    • Sep 28, 2017
  • Bad health care bill, again

    Wait! Postpone tax reform and everything else for a while longer because the Senate is going to try to repeal and replace the Affordable Care Act one more time before September ends and while it can do it with the votes of only 50 senators.
    • Sep 21, 2017
  • More »

Readers also liked…

  • No tax help for Trump

    The big conundrum is supposed to be why Donald Trump does so well among white working-class people, particularly men, who do not have a college education.
    • Aug 11, 2016
  • Dollars and degrees

    Governor Hutchinson says a high graduation rate (ours is about the lowest) and a larger quotient of college graduates in the population are critical to economic development. Every few months there is another, but old, key to unlocking growth.
    • Aug 25, 2016

Most Shared

Latest in Ernest Dumas

  • Tax tales

    The easiest task in the world may be to persuade people that they are paying higher taxes than folks in other communities, states and countries, but there is never a shortage of people taking on the task.
    • Oct 5, 2017
  • Stifling dissent

    Whenever Donald Trump in his serial bouts with failure decides he must re-energize his base of white nationalists by doing things like demonizing black athletes who protest discrimination, the mainstream press falls for it and gives him maximum space and time. We're addicted.
    • Sep 28, 2017
  • Bad health care bill, again

    Wait! Postpone tax reform and everything else for a while longer because the Senate is going to try to repeal and replace the Affordable Care Act one more time before September ends and while it can do it with the votes of only 50 senators.
    • Sep 21, 2017
  • More »
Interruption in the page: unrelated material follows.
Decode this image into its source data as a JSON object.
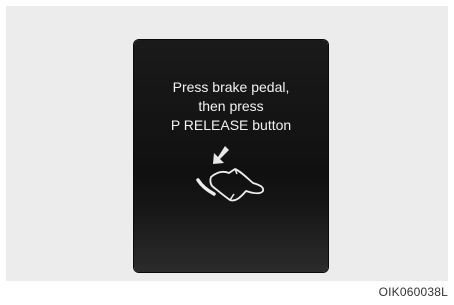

Event Calendar

« »

October

S M T W T F S
1 2 3 4 5 6 7
8 9 10 11 12 13 14
15 16 17 18 19 20 21
22 23 24 25 26 27 28
29 30 31  

Most Viewed

  • Cotton to CIA?

    Political junkies without a real election to overanalyze fill the void with "what if?" scenarios. With the State Fair underway, consider this column a helping of cotton candy for such readers.

Most Recent Comments

  • Re: The casting couch

    • sigh............ I would argue that the idea of 'freedom from fear' is part of the…

    • on October 19, 2017
  • Re: Caution: government at work

    • As to the AR Chamber of Commerce-DO NOT FORGET it supports passage of SJR8, which…

    • on October 19, 2017
  • Re: The casting couch

    • Freedom from fear is a human right.

    • on October 19, 2017
 

© 2017 Arkansas Times | 201 East Markham, Suite 200, Little Rock, AR 72201
Powered by Foundation